Items from a dataset:
::::::

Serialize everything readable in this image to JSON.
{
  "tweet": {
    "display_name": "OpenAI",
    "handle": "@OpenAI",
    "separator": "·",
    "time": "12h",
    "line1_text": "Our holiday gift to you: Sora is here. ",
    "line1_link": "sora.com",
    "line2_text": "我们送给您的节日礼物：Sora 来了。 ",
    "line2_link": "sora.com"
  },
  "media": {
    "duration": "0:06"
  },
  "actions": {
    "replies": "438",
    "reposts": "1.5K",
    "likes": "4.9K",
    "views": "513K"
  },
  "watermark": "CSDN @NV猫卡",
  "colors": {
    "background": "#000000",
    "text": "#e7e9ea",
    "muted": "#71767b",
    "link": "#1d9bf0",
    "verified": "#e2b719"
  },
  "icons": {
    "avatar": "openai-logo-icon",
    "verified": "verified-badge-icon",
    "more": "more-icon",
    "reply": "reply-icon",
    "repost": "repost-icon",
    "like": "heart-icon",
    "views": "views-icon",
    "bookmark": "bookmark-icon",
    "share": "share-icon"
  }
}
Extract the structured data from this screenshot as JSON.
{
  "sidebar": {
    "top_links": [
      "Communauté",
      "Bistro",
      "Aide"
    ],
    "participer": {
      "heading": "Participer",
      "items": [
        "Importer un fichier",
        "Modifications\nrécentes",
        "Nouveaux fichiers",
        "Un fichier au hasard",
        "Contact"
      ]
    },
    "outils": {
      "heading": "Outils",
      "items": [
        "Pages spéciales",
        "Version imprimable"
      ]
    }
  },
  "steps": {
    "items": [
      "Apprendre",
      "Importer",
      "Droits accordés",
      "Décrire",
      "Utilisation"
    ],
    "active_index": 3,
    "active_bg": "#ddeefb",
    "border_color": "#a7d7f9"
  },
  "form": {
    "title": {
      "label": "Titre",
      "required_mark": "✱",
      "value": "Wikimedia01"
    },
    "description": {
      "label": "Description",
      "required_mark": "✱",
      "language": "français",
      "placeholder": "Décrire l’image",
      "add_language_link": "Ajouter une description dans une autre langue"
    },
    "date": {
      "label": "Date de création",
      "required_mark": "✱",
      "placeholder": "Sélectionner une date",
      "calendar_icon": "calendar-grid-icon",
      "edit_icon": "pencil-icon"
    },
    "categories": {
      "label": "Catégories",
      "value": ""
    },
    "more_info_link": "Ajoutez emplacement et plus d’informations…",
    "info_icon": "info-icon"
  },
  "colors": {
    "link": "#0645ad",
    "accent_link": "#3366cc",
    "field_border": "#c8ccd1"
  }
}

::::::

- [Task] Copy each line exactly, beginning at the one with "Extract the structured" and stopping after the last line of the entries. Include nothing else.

- [Solution to the exercise]
Extract the structured data from this screenshot as JSON.
{
  "sidebar": {
    "top_links": [
      "Communauté",
      "Bistro",
      "Aide"
    ],
    "participer": {
      "heading": "Participer",
      "items": [
        "Importer un fichier",
        "Modifications\nrécentes",
        "Nouveaux fichiers",
        "Un fichier au hasard",
        "Contact"
      ]
    },
    "outils": {
      "heading": "Outils",
      "items": [
        "Pages spéciales",
        "Version imprimable"
      ]
    }
  },
  "steps": {
    "items": [
      "Apprendre",
      "Importer",
      "Droits accordés",
      "Décrire",
      "Utilisation"
    ],
    "active_index": 3,
    "active_bg": "#ddeefb",
    "border_color": "#a7d7f9"
  },
  "form": {
    "title": {
      "label": "Titre",
      "required_mark": "✱",
      "value": "Wikimedia01"
    },
    "description": {
      "label": "Description",
      "required_mark": "✱",
      "language": "français",
      "placeholder": "Décrire l’image",
      "add_language_link": "Ajouter une description dans une autre langue"
    },
    "date": {
      "label": "Date de création",
      "required_mark": "✱",
      "placeholder": "Sélectionner une date",
      "calendar_icon": "calendar-grid-icon",
      "edit_icon": "pencil-icon"
    },
    "categories": {
      "label": "Catégories",
      "value": ""
    },
    "more_info_link": "Ajoutez emplacement et plus d’informations…",
    "info_icon": "info-icon"
  },
  "colors": {
    "link": "#0645ad",
    "accent_link": "#3366cc",
    "field_border": "#c8ccd1"
  }
}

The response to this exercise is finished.